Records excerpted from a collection
+===+

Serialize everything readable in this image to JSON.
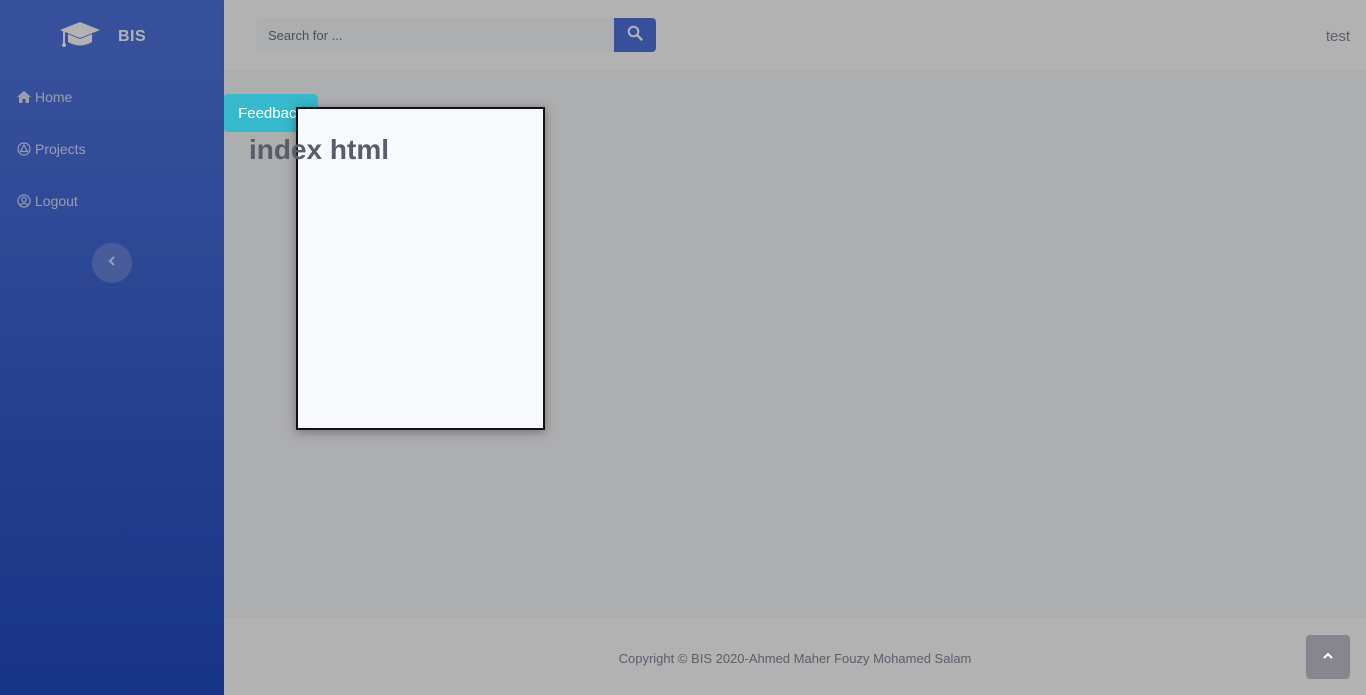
{
  "brand": {
    "name": "BIS",
    "icon": "graduation-cap-icon"
  },
  "sidebar": {
    "items": [
      {
        "label": "Home",
        "icon": "home-icon"
      },
      {
        "label": "Projects",
        "icon": "projects-icon"
      },
      {
        "label": "Logout",
        "icon": "user-circle-icon"
      }
    ],
    "toggle_icon": "chevron-left-icon"
  },
  "topbar": {
    "search_placeholder": "Search for ...",
    "search_icon": "search-icon",
    "user": "test"
  },
  "main": {
    "heading": "index html"
  },
  "feedback": {
    "label": "Feedback"
  },
  "footer": {
    "copyright": "Copyright © BIS 2020-Ahmed Maher Fouzy Mohamed Salam"
  },
  "colors": {
    "primary": "#4e73df",
    "primary_dark": "#224abe",
    "info": "#36b9cc",
    "overlay": "rgba(0,0,0,0.3)"
  }
}
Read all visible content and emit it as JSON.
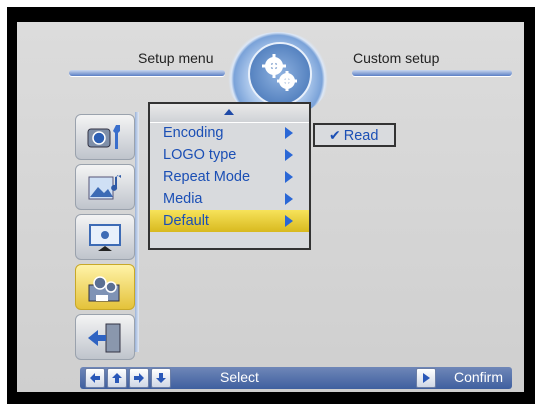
{
  "header": {
    "left_title": "Setup menu",
    "right_title": "Custom setup"
  },
  "icons": {
    "emblem": "gears-icon",
    "sidebar": [
      "camera-wrench-icon",
      "picture-music-icon",
      "slideshow-icon",
      "gears-folder-icon",
      "exit-door-icon"
    ],
    "active_sidebar_index": 3
  },
  "menu": {
    "scroll_indicator": "up-arrow",
    "items": [
      {
        "label": "Encoding"
      },
      {
        "label": "LOGO type"
      },
      {
        "label": "Repeat Mode"
      },
      {
        "label": "Media"
      },
      {
        "label": "Default"
      }
    ],
    "selected_index": 4
  },
  "submenu": {
    "check": "✔",
    "label": "Read"
  },
  "footer": {
    "select_label": "Select",
    "confirm_label": "Confirm"
  },
  "colors": {
    "menu_text": "#1b4fb5",
    "highlight": "#f0d53a",
    "bar": "#4f6aa8"
  }
}
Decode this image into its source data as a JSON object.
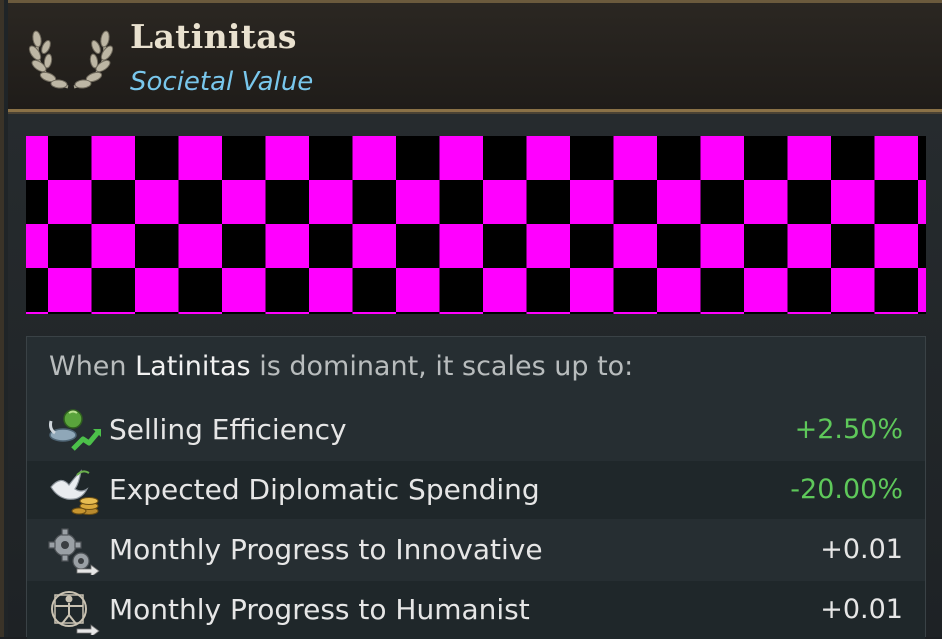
{
  "header": {
    "title": "Latinitas",
    "subtitle": "Societal Value",
    "emblem_icon": "laurel-wreath-icon"
  },
  "effects": {
    "intro_prefix": "When ",
    "intro_highlight": "Latinitas",
    "intro_suffix": " is dominant, it scales up to:",
    "rows": [
      {
        "icon": "trade-goods-icon",
        "label": "Selling Efficiency",
        "value": "+2.50%",
        "value_color": "#5ec85a"
      },
      {
        "icon": "dove-coins-icon",
        "label": "Expected Diplomatic Spending",
        "value": "-20.00%",
        "value_color": "#5ec85a"
      },
      {
        "icon": "gears-icon",
        "label": "Monthly Progress to Innovative",
        "value": "+0.01",
        "value_color": "#e6e6e6"
      },
      {
        "icon": "vitruvian-man-icon",
        "label": "Monthly Progress to Humanist",
        "value": "+0.01",
        "value_color": "#e6e6e6"
      }
    ]
  },
  "colors": {
    "title": "#e9e1cf",
    "subtitle": "#79c7ec",
    "positive": "#5ec85a",
    "missing_texture_a": "#ff00ff",
    "missing_texture_b": "#000000"
  }
}
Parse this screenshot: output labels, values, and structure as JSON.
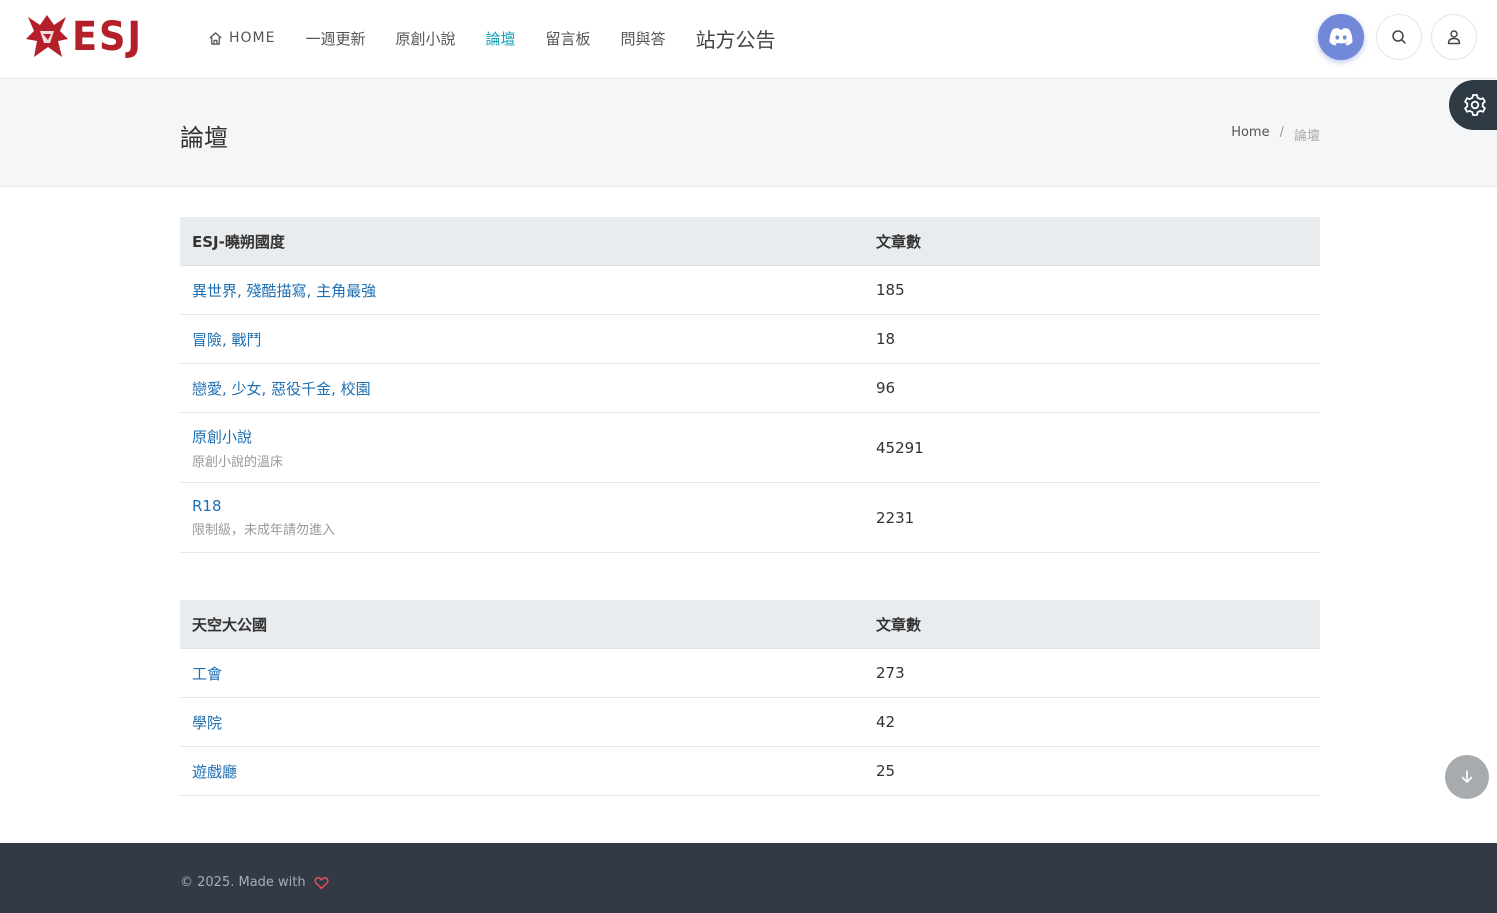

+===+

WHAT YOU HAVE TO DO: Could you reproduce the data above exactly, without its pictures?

ANSWER FOR THIS EXERCISE:
Serialize everything readable in this image to JSON.
{
  "brand": {
    "name": "BIS",
    "icon": "graduation-cap-icon"
  },
  "sidebar": {
    "items": [
      {
        "label": "Home",
        "icon": "home-icon"
      },
      {
        "label": "Projects",
        "icon": "projects-icon"
      },
      {
        "label": "Logout",
        "icon": "user-circle-icon"
      }
    ],
    "toggle_icon": "chevron-left-icon"
  },
  "topbar": {
    "search_placeholder": "Search for ...",
    "search_icon": "search-icon",
    "user": "test"
  },
  "main": {
    "heading": "index html"
  },
  "feedback": {
    "label": "Feedback"
  },
  "footer": {
    "copyright": "Copyright © BIS 2020-Ahmed Maher Fouzy Mohamed Salam"
  },
  "colors": {
    "primary": "#4e73df",
    "primary_dark": "#224abe",
    "info": "#36b9cc",
    "overlay": "rgba(0,0,0,0.3)"
  }
}
Read all visible content and emit it as JSON.
{
  "header": {
    "left_title": "Setup menu",
    "right_title": "Custom setup"
  },
  "icons": {
    "emblem": "gears-icon",
    "sidebar": [
      "camera-wrench-icon",
      "picture-music-icon",
      "slideshow-icon",
      "gears-folder-icon",
      "exit-door-icon"
    ],
    "active_sidebar_index": 3
  },
  "menu": {
    "scroll_indicator": "up-arrow",
    "items": [
      {
        "label": "Encoding"
      },
      {
        "label": "LOGO type"
      },
      {
        "label": "Repeat Mode"
      },
      {
        "label": "Media"
      },
      {
        "label": "Default"
      }
    ],
    "selected_index": 4
  },
  "submenu": {
    "check": "✔",
    "label": "Read"
  },
  "footer": {
    "select_label": "Select",
    "confirm_label": "Confirm"
  },
  "colors": {
    "menu_text": "#1b4fb5",
    "highlight": "#f0d53a",
    "bar": "#4f6aa8"
  }
}
Decode this image into its source data as a JSON object.
{
  "header": {
    "title": "Latinitas",
    "subtitle": "Societal Value",
    "emblem_icon": "laurel-wreath-icon"
  },
  "effects": {
    "intro_prefix": "When ",
    "intro_highlight": "Latinitas",
    "intro_suffix": " is dominant, it scales up to:",
    "rows": [
      {
        "icon": "trade-goods-icon",
        "label": "Selling Efficiency",
        "value": "+2.50%",
        "value_color": "#5ec85a"
      },
      {
        "icon": "dove-coins-icon",
        "label": "Expected Diplomatic Spending",
        "value": "-20.00%",
        "value_color": "#5ec85a"
      },
      {
        "icon": "gears-icon",
        "label": "Monthly Progress to Innovative",
        "value": "+0.01",
        "value_color": "#e6e6e6"
      },
      {
        "icon": "vitruvian-man-icon",
        "label": "Monthly Progress to Humanist",
        "value": "+0.01",
        "value_color": "#e6e6e6"
      }
    ]
  },
  "colors": {
    "title": "#e9e1cf",
    "subtitle": "#79c7ec",
    "positive": "#5ec85a",
    "missing_texture_a": "#ff00ff",
    "missing_texture_b": "#000000"
  }
}
Parse this screenshot: output labels, values, and structure as JSON.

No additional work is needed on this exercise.